A funny Senate tale

A funny Senate tale

By any measure, it’s been a bad week for Canada’s unelected Senate. It’s also been a rough one for the Prime Minister’s new parliamentary secretary, Paul Calandra. Stephen Harper tapped Calandra to face questions about Conservative scandals after the PM had to remove Dean Del Mastro from the post when he became ensnarled in his […]

October 25, 2013

By any measure, it’s been a bad week for Canada’s unelected Senate.

It’s also been a rough one for the Prime Minister’s new parliamentary secretary, Paul Calandra. Stephen Harper tapped Calandra to face questions about Conservative scandals after the PM had to remove Dean Del Mastro from the post when he became ensnarled in his own ethics troubles.

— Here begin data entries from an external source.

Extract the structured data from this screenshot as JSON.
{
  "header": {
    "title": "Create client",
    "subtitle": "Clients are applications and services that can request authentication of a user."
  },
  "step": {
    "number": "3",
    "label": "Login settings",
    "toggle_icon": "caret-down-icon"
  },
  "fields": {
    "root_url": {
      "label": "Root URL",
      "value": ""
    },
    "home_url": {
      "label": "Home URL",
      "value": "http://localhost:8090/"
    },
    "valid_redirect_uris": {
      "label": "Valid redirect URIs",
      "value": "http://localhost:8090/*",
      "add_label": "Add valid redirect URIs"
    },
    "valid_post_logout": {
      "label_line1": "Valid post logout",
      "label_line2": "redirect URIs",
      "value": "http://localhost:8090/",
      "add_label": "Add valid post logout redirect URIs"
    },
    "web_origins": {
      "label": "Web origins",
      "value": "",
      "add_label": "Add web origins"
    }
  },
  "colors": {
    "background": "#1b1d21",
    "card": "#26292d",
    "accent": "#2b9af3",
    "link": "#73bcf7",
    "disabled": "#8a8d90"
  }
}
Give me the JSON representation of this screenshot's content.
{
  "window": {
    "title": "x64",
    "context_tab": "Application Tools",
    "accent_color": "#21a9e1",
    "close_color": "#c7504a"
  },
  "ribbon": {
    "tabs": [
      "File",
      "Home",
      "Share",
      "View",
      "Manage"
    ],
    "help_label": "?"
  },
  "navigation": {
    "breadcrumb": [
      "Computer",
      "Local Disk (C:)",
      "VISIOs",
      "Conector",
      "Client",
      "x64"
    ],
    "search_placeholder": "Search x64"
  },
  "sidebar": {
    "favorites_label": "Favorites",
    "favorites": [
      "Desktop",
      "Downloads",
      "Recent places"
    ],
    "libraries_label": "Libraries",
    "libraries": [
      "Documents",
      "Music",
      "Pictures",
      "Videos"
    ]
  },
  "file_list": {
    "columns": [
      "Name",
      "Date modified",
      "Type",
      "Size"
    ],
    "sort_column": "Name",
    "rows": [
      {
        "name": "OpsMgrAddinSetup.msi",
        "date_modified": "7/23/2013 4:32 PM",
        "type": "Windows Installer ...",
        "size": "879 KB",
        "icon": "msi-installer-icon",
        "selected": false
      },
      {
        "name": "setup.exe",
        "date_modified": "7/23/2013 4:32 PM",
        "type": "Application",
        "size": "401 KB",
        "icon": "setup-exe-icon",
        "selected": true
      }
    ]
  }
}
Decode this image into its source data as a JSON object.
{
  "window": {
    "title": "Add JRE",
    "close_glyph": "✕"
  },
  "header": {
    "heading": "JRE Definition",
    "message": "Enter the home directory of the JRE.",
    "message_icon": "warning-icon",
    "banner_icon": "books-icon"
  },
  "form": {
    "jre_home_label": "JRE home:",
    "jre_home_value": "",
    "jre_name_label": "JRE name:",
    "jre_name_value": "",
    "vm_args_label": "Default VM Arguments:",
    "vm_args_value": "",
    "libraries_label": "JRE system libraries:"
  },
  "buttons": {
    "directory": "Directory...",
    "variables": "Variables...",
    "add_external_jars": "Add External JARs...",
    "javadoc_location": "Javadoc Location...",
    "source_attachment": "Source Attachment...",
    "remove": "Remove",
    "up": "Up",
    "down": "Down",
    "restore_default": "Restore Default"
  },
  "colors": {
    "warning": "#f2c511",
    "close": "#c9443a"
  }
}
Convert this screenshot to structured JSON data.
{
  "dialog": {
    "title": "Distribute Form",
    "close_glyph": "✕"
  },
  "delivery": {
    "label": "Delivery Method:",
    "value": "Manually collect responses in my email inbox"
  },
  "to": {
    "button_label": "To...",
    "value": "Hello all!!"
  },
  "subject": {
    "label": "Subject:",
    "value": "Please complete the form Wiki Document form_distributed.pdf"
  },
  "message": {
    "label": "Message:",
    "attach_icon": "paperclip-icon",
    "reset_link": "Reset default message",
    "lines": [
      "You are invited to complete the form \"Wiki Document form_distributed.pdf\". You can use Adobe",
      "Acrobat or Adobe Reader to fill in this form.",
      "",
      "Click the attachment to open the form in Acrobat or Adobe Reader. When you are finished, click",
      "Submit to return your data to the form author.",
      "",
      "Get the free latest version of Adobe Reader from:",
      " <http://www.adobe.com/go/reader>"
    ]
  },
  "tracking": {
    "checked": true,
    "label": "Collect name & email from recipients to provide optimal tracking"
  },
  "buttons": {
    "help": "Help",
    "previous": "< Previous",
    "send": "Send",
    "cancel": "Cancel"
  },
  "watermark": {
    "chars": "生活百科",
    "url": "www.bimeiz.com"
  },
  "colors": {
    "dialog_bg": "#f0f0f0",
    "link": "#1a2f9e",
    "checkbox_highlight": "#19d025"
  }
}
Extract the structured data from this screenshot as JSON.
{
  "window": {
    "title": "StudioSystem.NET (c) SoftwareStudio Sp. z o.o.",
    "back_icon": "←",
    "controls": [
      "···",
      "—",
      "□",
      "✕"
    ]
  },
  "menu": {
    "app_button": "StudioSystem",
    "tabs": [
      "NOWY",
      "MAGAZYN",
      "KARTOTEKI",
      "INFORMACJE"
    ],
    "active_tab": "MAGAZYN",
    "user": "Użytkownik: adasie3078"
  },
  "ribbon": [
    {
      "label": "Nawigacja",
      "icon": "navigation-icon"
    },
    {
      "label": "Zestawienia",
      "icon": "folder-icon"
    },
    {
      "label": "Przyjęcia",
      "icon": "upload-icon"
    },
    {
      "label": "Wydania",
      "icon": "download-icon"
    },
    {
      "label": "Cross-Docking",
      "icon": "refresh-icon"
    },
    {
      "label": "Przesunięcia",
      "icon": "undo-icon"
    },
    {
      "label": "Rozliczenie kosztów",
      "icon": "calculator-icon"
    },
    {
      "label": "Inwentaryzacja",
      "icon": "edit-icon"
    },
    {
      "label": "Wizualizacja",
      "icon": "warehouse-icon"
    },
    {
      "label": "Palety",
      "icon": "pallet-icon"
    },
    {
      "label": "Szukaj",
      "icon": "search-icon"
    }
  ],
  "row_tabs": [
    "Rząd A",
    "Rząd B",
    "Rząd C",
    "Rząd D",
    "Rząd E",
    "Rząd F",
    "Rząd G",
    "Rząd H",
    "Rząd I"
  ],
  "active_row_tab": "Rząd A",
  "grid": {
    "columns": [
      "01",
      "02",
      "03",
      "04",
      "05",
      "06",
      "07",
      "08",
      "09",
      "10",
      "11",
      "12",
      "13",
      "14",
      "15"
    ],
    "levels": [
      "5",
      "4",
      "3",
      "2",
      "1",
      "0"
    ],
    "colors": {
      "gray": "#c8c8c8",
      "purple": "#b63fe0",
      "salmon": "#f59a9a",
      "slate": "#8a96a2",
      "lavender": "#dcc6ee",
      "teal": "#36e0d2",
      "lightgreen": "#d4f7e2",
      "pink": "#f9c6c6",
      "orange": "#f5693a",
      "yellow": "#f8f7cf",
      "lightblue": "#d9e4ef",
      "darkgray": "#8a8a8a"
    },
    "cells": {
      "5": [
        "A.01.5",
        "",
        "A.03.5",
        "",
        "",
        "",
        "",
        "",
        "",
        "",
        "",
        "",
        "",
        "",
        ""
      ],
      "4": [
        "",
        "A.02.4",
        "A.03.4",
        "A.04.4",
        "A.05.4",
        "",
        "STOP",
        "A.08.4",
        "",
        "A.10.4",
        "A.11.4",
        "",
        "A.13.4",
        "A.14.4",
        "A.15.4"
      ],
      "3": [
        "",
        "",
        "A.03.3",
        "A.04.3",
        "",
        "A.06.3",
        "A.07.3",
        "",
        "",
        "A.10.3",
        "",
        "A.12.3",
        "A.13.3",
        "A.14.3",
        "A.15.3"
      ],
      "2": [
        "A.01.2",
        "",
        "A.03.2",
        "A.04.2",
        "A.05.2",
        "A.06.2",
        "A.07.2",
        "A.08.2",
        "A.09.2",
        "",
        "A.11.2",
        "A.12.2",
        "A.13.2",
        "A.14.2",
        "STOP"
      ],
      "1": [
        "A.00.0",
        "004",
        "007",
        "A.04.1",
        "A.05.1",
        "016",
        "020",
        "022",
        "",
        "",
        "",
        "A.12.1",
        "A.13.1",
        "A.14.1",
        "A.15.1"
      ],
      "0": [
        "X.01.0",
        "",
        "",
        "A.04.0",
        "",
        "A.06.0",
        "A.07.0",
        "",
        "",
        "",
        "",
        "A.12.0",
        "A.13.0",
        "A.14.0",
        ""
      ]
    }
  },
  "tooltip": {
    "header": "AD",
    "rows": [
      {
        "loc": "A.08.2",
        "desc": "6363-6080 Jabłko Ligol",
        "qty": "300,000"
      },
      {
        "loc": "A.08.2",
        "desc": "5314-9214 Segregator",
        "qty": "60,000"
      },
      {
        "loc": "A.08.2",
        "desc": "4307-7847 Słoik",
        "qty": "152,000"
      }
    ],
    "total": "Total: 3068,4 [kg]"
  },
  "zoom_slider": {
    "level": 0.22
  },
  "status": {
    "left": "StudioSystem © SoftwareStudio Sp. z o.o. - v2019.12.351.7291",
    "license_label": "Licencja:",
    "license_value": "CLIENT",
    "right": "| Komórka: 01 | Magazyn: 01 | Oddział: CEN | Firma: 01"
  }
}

Check out Calandra’s best “they said what?” moment this week, when he was being pressed about accountability in…